With numerous research and invaluable references, the authors present what is wrong with the aid industry and equip readers with an underground knowledge to question why these barbaric aid policies of Western Governments, private companies and central banks are in place.

My Ranking: 5 Stars

Almost Invincible: By Suzanne Burdon



“Provocative and profound, with brilliant characterisation, Suzanne Burdon’s dazzling novel, ´Almost Invincible´ skilfully blends fact and fiction into a realistic portrayal of some of the mysteries and day-to-day events surrounding Mary Shelly’s life!” Catherine Rose Putsche

Almost Invincible is a fictional telling of Mary Shelly’s life based on true events. The story opens on a stormy and turbulent night in the summer of 1816 at Lord Bryon’s villa in Lake Geneva. Lord Byron challenges all his guests, Shelley, Claire Clairmont, Mary and Dr. Polidori to write ghost stories and this is where Mary produces a terrifying story that will later become, Frankenstein, eventually assuring Mary a permanent place in literary history. The story then goes on to document Mary’s ignominious love affair with Percy Bysshe Shelley, who is married with children at the time of their elopement and follows the couple around England, Switzerland, France and Italy, where they experience a number of traumas such as being ostracised due to their controversial life choices, financial worries and the death of their children, and Mary’s manipulative step-sister, who drives Mary to despair on many occasions.

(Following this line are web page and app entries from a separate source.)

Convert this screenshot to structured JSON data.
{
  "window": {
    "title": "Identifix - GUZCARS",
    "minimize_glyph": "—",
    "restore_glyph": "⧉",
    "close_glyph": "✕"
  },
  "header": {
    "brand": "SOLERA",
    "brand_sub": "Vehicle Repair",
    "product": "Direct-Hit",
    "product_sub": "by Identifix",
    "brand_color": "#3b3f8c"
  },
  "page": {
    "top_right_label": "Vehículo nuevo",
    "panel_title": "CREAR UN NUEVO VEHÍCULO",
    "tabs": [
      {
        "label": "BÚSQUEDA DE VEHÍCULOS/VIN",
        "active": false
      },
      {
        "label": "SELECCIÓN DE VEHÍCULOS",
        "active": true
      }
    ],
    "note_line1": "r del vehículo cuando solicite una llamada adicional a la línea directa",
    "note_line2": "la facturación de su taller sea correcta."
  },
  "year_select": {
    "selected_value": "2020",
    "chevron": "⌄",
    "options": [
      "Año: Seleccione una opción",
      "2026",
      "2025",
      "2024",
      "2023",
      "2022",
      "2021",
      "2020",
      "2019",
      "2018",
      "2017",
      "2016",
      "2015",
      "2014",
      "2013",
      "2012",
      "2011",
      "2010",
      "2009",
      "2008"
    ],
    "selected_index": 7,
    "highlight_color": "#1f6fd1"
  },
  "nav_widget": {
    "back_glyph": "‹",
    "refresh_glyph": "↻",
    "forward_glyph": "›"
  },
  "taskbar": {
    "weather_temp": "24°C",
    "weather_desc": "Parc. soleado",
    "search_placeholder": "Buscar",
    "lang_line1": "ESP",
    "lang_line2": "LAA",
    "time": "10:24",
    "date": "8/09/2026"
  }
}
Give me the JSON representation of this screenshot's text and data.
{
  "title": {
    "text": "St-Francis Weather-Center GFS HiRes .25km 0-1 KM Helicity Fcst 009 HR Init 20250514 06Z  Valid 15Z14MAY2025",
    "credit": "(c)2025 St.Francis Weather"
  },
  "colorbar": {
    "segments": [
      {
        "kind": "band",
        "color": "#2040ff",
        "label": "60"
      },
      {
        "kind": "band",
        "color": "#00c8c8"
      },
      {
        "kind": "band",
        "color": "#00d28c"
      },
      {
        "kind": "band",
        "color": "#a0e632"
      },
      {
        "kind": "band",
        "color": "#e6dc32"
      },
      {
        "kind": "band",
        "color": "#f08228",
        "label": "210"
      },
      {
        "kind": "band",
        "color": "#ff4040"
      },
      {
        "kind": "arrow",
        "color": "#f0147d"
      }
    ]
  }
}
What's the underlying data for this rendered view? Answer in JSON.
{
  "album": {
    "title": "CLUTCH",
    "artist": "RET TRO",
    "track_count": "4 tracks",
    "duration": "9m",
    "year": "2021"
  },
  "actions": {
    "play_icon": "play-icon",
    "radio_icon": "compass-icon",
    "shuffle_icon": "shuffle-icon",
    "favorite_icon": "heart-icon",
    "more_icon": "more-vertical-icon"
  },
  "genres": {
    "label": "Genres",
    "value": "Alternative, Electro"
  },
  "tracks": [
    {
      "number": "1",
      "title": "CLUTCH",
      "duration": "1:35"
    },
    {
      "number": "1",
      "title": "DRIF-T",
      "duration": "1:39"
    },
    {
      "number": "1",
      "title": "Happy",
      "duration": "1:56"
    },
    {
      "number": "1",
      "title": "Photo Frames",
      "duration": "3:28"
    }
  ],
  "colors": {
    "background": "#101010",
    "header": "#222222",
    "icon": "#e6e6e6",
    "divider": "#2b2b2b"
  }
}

Burdon has crafted a beautiful story full of adventure, strength and survival of a real-life heroine who despite suffering with misfortune in her life is one of the most influential female geniuses of her time.

My Ranking: 5 Stars

My Review Sites: